Wisconsin GOP bill would count prior COVID-19 infection as immunity
Republicans in the Wisconsin state Senate have introduced a bill that would require employers in the state to allow proof of a previous COVID-19 infection as an alternative to vaccination and testing.
The bill is likely to be vetoed by Democratic Gov. Tony Evers, according to a report in the the Wisconsin State Journal, but it highlights a new front in the battle over vaccine mandates at the heart of the nation's COVID-19 politics.
Republicans have challenged Biden administration vaccine rules for businesses and health care workers in court, threatening their long-term validity.
As court fights move forward, Biden's initial vaccination or testing mandate went into effect on Monday.
A public hearing on the Wisconsin bill took place on Tuesday, the State Journal reported. Similar bills have been offered in other states by proponents who argue a previous COVID-19 infection should count toward immunity.
The National Vaccine Information Center, an organization that advocates against vaccine mandates, testified at Tuesday's hearing in the Wisconsin Senate, where two witnesses from the group said natural immunity was at least as effective as vaccination.
Public health experts have pressed for more Americans to get vaccinated, arguing vaccinations are the best way out of the pandemic. The Biden administration has also called for booster shots for most of the public as the highly contagious omicron variant sweeps through the nation.

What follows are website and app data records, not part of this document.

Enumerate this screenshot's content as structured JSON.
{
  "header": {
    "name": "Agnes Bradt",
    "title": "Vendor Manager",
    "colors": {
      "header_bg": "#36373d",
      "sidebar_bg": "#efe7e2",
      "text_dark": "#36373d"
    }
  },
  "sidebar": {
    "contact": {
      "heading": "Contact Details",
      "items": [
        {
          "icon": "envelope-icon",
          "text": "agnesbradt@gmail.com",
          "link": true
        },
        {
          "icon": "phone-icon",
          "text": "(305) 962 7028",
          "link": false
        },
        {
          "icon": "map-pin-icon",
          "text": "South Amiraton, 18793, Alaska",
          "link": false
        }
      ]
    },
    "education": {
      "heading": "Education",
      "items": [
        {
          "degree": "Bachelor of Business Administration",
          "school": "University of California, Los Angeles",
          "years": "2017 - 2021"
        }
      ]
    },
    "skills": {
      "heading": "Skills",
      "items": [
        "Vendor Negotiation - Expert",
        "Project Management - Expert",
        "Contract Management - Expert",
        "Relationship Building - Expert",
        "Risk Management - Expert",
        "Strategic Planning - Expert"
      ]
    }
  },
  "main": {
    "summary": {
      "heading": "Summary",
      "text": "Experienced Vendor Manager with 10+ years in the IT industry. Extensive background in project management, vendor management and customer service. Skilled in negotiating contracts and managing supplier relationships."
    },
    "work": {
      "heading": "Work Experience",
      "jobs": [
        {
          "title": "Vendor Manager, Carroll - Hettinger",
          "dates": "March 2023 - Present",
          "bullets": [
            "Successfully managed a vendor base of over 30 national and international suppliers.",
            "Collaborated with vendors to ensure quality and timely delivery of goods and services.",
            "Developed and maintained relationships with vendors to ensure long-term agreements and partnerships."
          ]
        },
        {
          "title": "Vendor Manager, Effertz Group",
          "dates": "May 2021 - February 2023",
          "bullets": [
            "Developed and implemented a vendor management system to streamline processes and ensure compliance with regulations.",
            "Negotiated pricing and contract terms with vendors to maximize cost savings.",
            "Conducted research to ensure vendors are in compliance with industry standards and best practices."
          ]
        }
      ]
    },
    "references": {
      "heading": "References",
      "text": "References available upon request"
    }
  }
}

Omicron has affected people who have been vaccinated and who have previously had COVID-19.
Data does suggest that omicron is not leading to severe cases of COVID-19 or hospitalizations and death for vaccinated people.
Ajay Sethi, director of the Public Health master's program at UW-Madison, told the Wisconsin State Journal that if the Wisconsin Senate bill becomes law, “you would have people who falsely believe that they are protected against reinfection. And the science continually shows that people who are unvaccinated, even if they've had COVID before, are more likely to be hospitalized compared to people who are vaccinated and haven't had COVID before.”